◆ RECORDS TO USE:
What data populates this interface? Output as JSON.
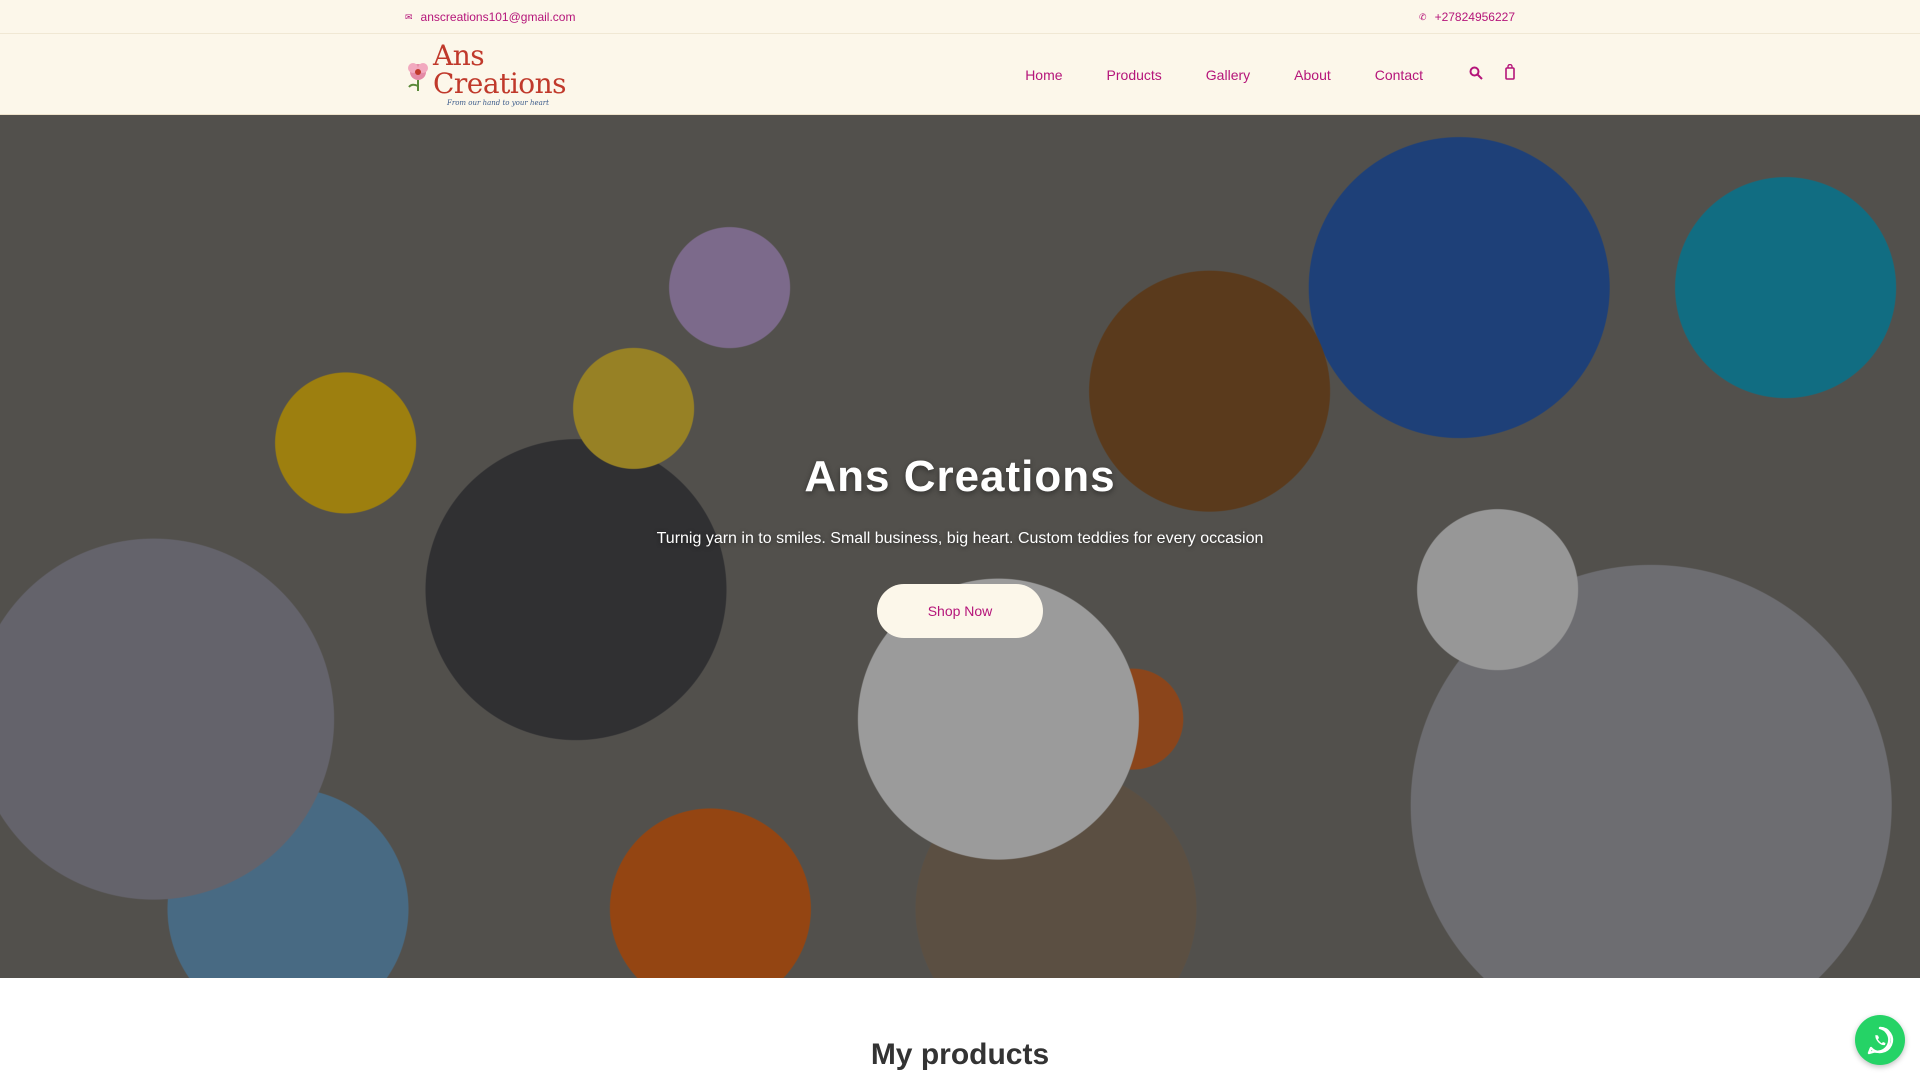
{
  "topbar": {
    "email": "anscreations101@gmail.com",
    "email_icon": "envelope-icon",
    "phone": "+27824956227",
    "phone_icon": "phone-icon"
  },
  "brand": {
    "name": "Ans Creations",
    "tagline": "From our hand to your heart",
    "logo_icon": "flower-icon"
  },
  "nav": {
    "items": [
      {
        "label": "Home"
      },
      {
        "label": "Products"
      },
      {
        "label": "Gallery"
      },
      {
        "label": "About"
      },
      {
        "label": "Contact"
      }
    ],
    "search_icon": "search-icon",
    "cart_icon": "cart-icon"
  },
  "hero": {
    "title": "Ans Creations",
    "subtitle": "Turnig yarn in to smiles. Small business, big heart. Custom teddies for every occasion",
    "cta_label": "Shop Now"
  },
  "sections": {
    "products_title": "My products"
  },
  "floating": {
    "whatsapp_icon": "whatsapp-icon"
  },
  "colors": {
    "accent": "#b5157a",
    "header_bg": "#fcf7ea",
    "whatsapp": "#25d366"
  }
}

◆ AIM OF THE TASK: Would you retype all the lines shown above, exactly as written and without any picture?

◆ EXERCISE OUTPUT:
What data populates this interface? Output as JSON.
{
  "topbar": {
    "email": "anscreations101@gmail.com",
    "email_icon": "envelope-icon",
    "phone": "+27824956227",
    "phone_icon": "phone-icon"
  },
  "brand": {
    "name": "Ans Creations",
    "tagline": "From our hand to your heart",
    "logo_icon": "flower-icon"
  },
  "nav": {
    "items": [
      {
        "label": "Home"
      },
      {
        "label": "Products"
      },
      {
        "label": "Gallery"
      },
      {
        "label": "About"
      },
      {
        "label": "Contact"
      }
    ],
    "search_icon": "search-icon",
    "cart_icon": "cart-icon"
  },
  "hero": {
    "title": "Ans Creations",
    "subtitle": "Turnig yarn in to smiles. Small business, big heart. Custom teddies for every occasion",
    "cta_label": "Shop Now"
  },
  "sections": {
    "products_title": "My products"
  },
  "floating": {
    "whatsapp_icon": "whatsapp-icon"
  },
  "colors": {
    "accent": "#b5157a",
    "header_bg": "#fcf7ea",
    "whatsapp": "#25d366"
  }
}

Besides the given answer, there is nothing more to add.